>>>>>

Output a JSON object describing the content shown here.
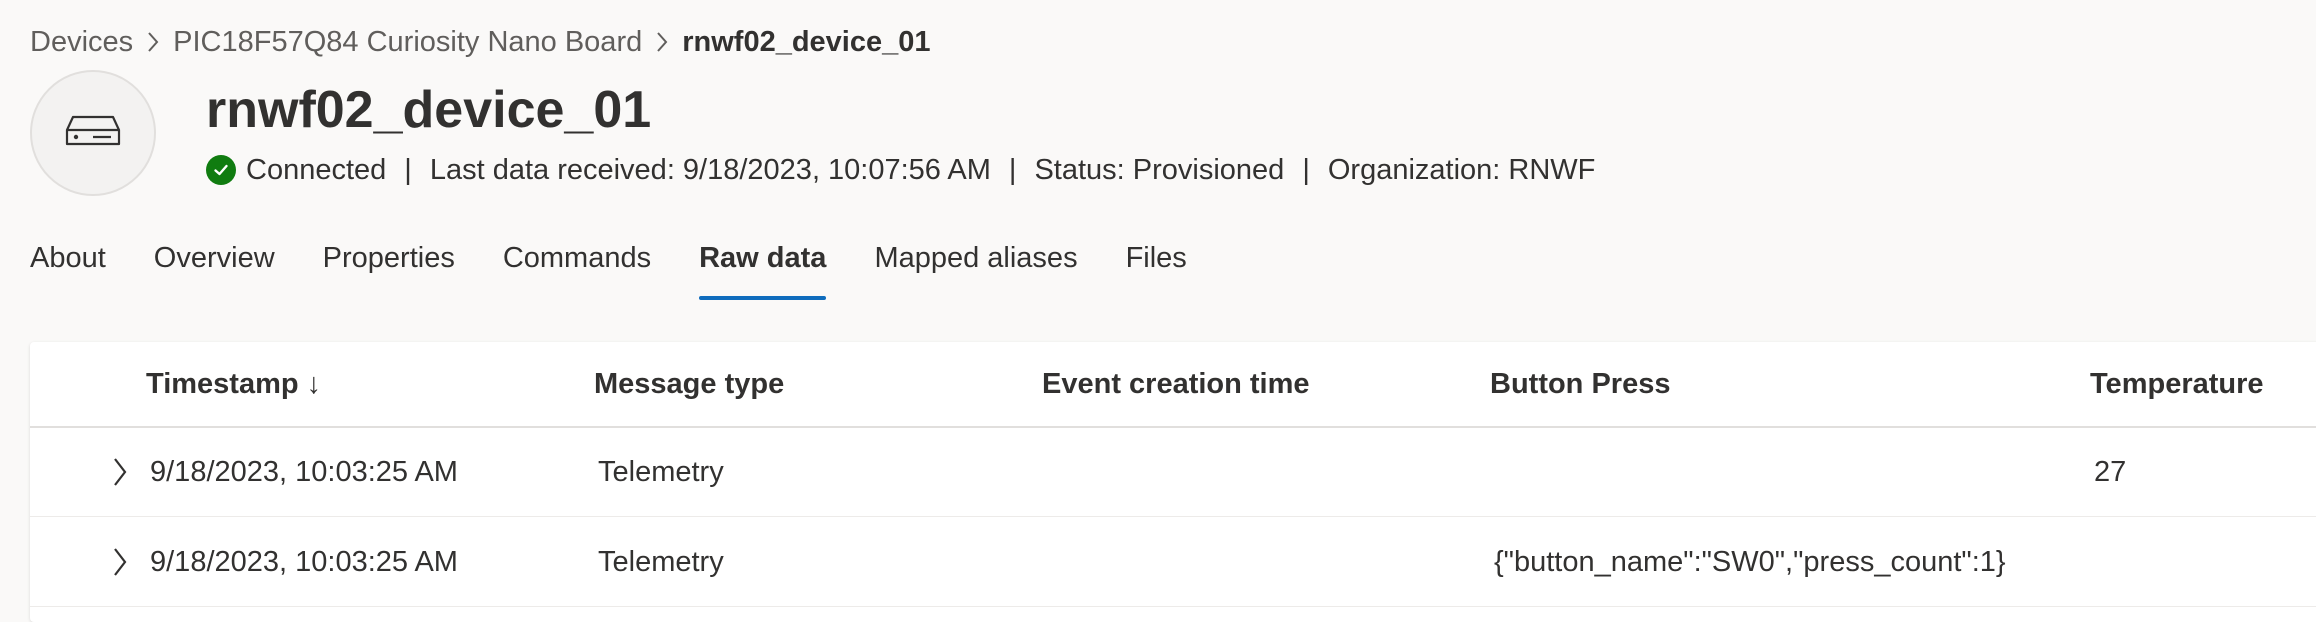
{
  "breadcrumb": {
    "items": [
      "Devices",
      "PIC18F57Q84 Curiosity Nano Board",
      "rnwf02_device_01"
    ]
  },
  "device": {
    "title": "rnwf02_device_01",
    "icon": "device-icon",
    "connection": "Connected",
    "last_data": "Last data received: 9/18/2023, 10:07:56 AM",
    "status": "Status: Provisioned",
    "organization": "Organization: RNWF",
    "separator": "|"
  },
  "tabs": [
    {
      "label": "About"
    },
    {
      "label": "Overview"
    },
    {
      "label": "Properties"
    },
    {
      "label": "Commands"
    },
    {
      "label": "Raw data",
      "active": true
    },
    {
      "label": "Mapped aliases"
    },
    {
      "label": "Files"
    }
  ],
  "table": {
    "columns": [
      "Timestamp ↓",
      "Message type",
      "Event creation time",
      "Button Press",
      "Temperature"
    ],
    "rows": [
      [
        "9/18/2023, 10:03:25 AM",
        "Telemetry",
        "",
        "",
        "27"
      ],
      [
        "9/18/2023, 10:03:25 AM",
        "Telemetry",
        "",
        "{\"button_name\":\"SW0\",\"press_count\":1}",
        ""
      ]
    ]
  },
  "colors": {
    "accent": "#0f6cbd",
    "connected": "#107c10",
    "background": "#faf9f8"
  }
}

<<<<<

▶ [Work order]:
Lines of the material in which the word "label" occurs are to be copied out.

▶ [Solved problem]:
      "label": "About"
      "label": "Overview"
      "label": "Properties"
      "label": "Commands"
      "label": "Raw data",
      "label": "Mapped aliases"
      "label": "Files"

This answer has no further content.